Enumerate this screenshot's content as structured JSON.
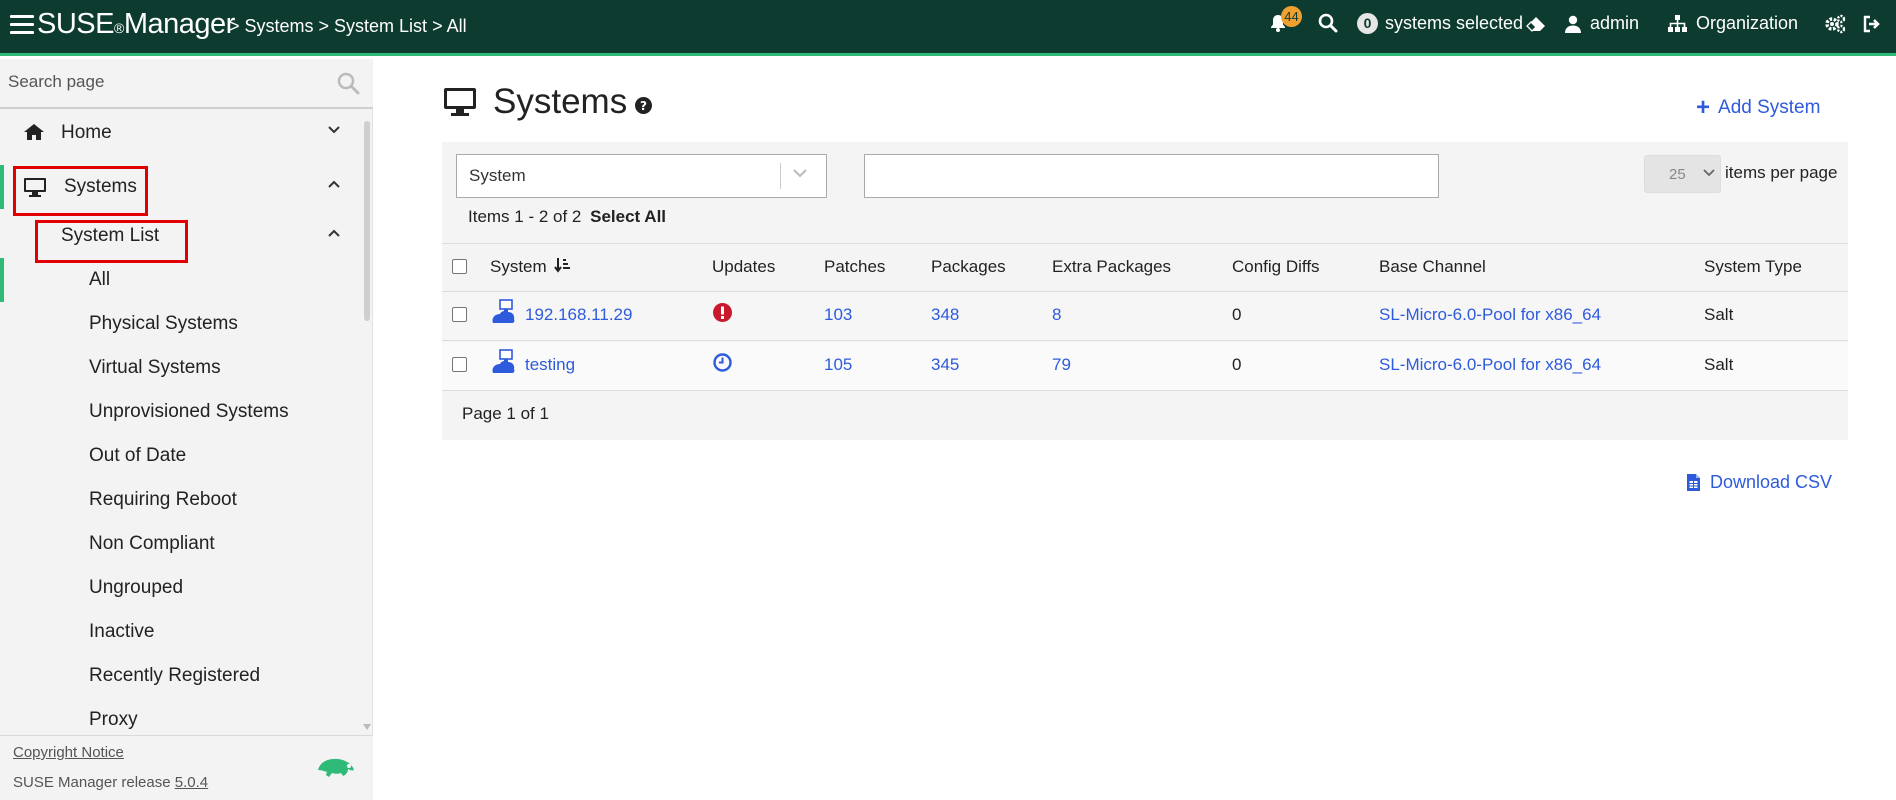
{
  "header": {
    "brand": "SUSE",
    "brand_reg": "®",
    "brand_product": "Manager",
    "breadcrumb": "> Systems > System List > All",
    "notifications_count": "44",
    "systems_selected_count": "0",
    "systems_selected_label": "systems selected",
    "user": "admin",
    "organization": "Organization"
  },
  "sidebar": {
    "search_placeholder": "Search page",
    "home": "Home",
    "systems": "Systems",
    "system_list": "System List",
    "sub_items": [
      "All",
      "Physical Systems",
      "Virtual Systems",
      "Unprovisioned Systems",
      "Out of Date",
      "Requiring Reboot",
      "Non Compliant",
      "Ungrouped",
      "Inactive",
      "Recently Registered",
      "Proxy"
    ],
    "copyright": "Copyright Notice",
    "release_prefix": "SUSE Manager release",
    "release_version": "5.0.4"
  },
  "main": {
    "title": "Systems",
    "add_system": "Add System",
    "filter_field": "System",
    "filter_value": "",
    "items_per_page": "25",
    "items_per_page_label": "items per page",
    "items_count": "Items 1 - 2 of 2",
    "select_all": "Select All",
    "columns": [
      "System",
      "Updates",
      "Patches",
      "Packages",
      "Extra Packages",
      "Config Diffs",
      "Base Channel",
      "System Type"
    ],
    "rows": [
      {
        "system": "192.168.11.29",
        "update_icon": "critical-alert-icon",
        "patches": "103",
        "packages": "348",
        "extra_packages": "8",
        "config_diffs": "0",
        "base_channel": "SL-Micro-6.0-Pool for x86_64",
        "system_type": "Salt"
      },
      {
        "system": "testing",
        "update_icon": "pending-clock-icon",
        "patches": "105",
        "packages": "345",
        "extra_packages": "79",
        "config_diffs": "0",
        "base_channel": "SL-Micro-6.0-Pool for x86_64",
        "system_type": "Salt"
      }
    ],
    "pager": "Page 1 of 1",
    "download_csv": "Download CSV"
  },
  "colors": {
    "header_bg": "#0d3b2f",
    "accent_green": "#30ba78",
    "link_blue": "#2e5bdc",
    "badge_orange": "#f0a030",
    "highlight_red": "#e00000"
  }
}
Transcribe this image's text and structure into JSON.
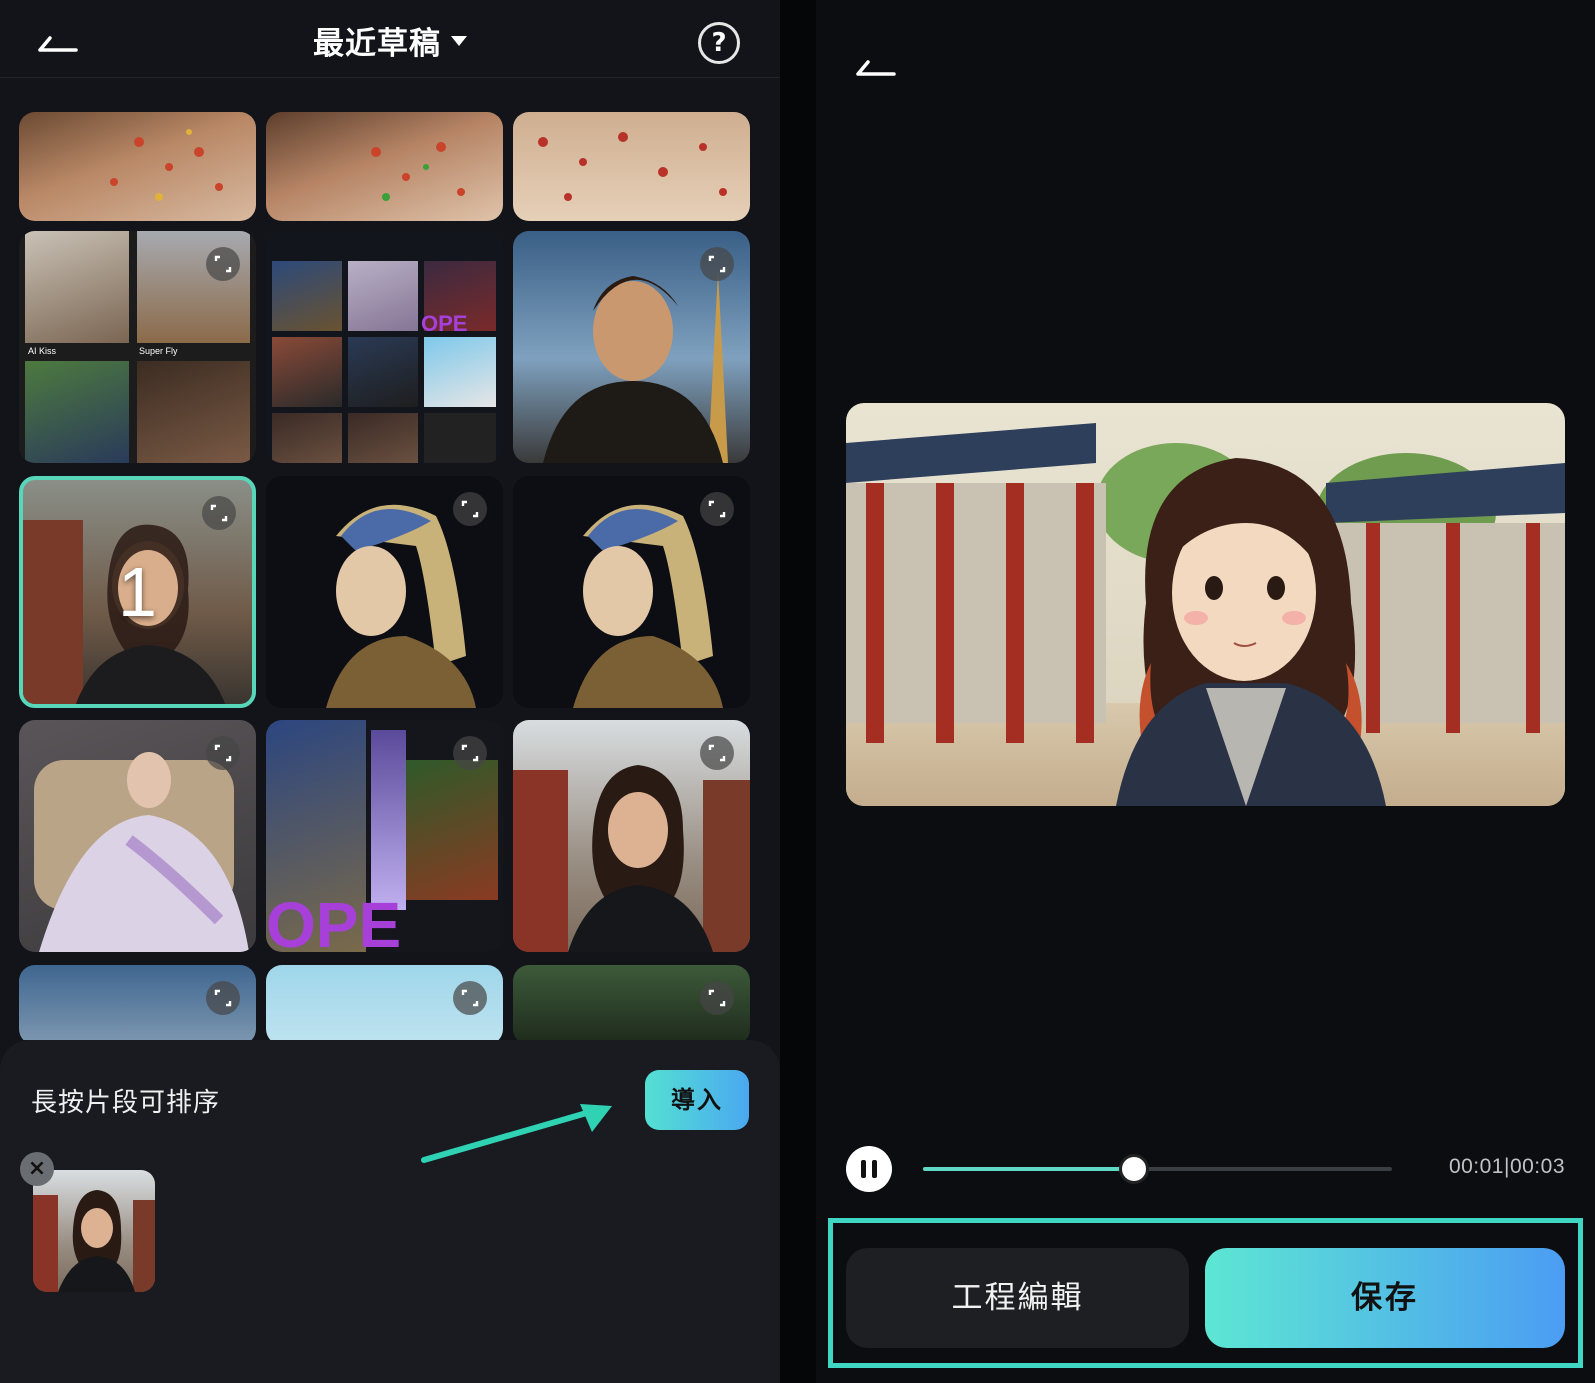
{
  "left_panel": {
    "header": {
      "title": "最近草稿",
      "help_label": "?"
    },
    "grid": {
      "selected_index_label": "1",
      "collage_captions": [
        "AI Kiss",
        "Super Fly"
      ],
      "overlay_text": "OPE"
    },
    "bottom_sheet": {
      "hint": "長按片段可排序",
      "import_label": "導入",
      "remove_label": "×"
    }
  },
  "right_panel": {
    "player": {
      "progress": 0.45,
      "time": "00:01|00:03"
    },
    "actions": {
      "edit_label": "工程編輯",
      "save_label": "保存"
    }
  },
  "colors": {
    "accent": "#58d6b9",
    "button_gradient_start": "#54e0d3",
    "button_gradient_end": "#4aa8f0"
  }
}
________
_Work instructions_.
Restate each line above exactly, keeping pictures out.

_Response to this task_.
Enumerate this screenshot's content as structured JSON.
{
  "header": {
    "brand": "SUSE",
    "brand_reg": "®",
    "brand_product": "Manager",
    "breadcrumb": "> Systems > System List > All",
    "notifications_count": "44",
    "systems_selected_count": "0",
    "systems_selected_label": "systems selected",
    "user": "admin",
    "organization": "Organization"
  },
  "sidebar": {
    "search_placeholder": "Search page",
    "home": "Home",
    "systems": "Systems",
    "system_list": "System List",
    "sub_items": [
      "All",
      "Physical Systems",
      "Virtual Systems",
      "Unprovisioned Systems",
      "Out of Date",
      "Requiring Reboot",
      "Non Compliant",
      "Ungrouped",
      "Inactive",
      "Recently Registered",
      "Proxy"
    ],
    "copyright": "Copyright Notice",
    "release_prefix": "SUSE Manager release",
    "release_version": "5.0.4"
  },
  "main": {
    "title": "Systems",
    "add_system": "Add System",
    "filter_field": "System",
    "filter_value": "",
    "items_per_page": "25",
    "items_per_page_label": "items per page",
    "items_count": "Items 1 - 2 of 2",
    "select_all": "Select All",
    "columns": [
      "System",
      "Updates",
      "Patches",
      "Packages",
      "Extra Packages",
      "Config Diffs",
      "Base Channel",
      "System Type"
    ],
    "rows": [
      {
        "system": "192.168.11.29",
        "update_icon": "critical-alert-icon",
        "patches": "103",
        "packages": "348",
        "extra_packages": "8",
        "config_diffs": "0",
        "base_channel": "SL-Micro-6.0-Pool for x86_64",
        "system_type": "Salt"
      },
      {
        "system": "testing",
        "update_icon": "pending-clock-icon",
        "patches": "105",
        "packages": "345",
        "extra_packages": "79",
        "config_diffs": "0",
        "base_channel": "SL-Micro-6.0-Pool for x86_64",
        "system_type": "Salt"
      }
    ],
    "pager": "Page 1 of 1",
    "download_csv": "Download CSV"
  },
  "colors": {
    "header_bg": "#0d3b2f",
    "accent_green": "#30ba78",
    "link_blue": "#2e5bdc",
    "badge_orange": "#f0a030",
    "highlight_red": "#e00000"
  }
}
Transcribe this image's text and structure into JSON.
{
  "left_panel": {
    "header": {
      "title": "最近草稿",
      "help_label": "?"
    },
    "grid": {
      "selected_index_label": "1",
      "collage_captions": [
        "AI Kiss",
        "Super Fly"
      ],
      "overlay_text": "OPE"
    },
    "bottom_sheet": {
      "hint": "長按片段可排序",
      "import_label": "導入",
      "remove_label": "×"
    }
  },
  "right_panel": {
    "player": {
      "progress": 0.45,
      "time": "00:01|00:03"
    },
    "actions": {
      "edit_label": "工程編輯",
      "save_label": "保存"
    }
  },
  "colors": {
    "accent": "#58d6b9",
    "button_gradient_start": "#54e0d3",
    "button_gradient_end": "#4aa8f0"
  }
}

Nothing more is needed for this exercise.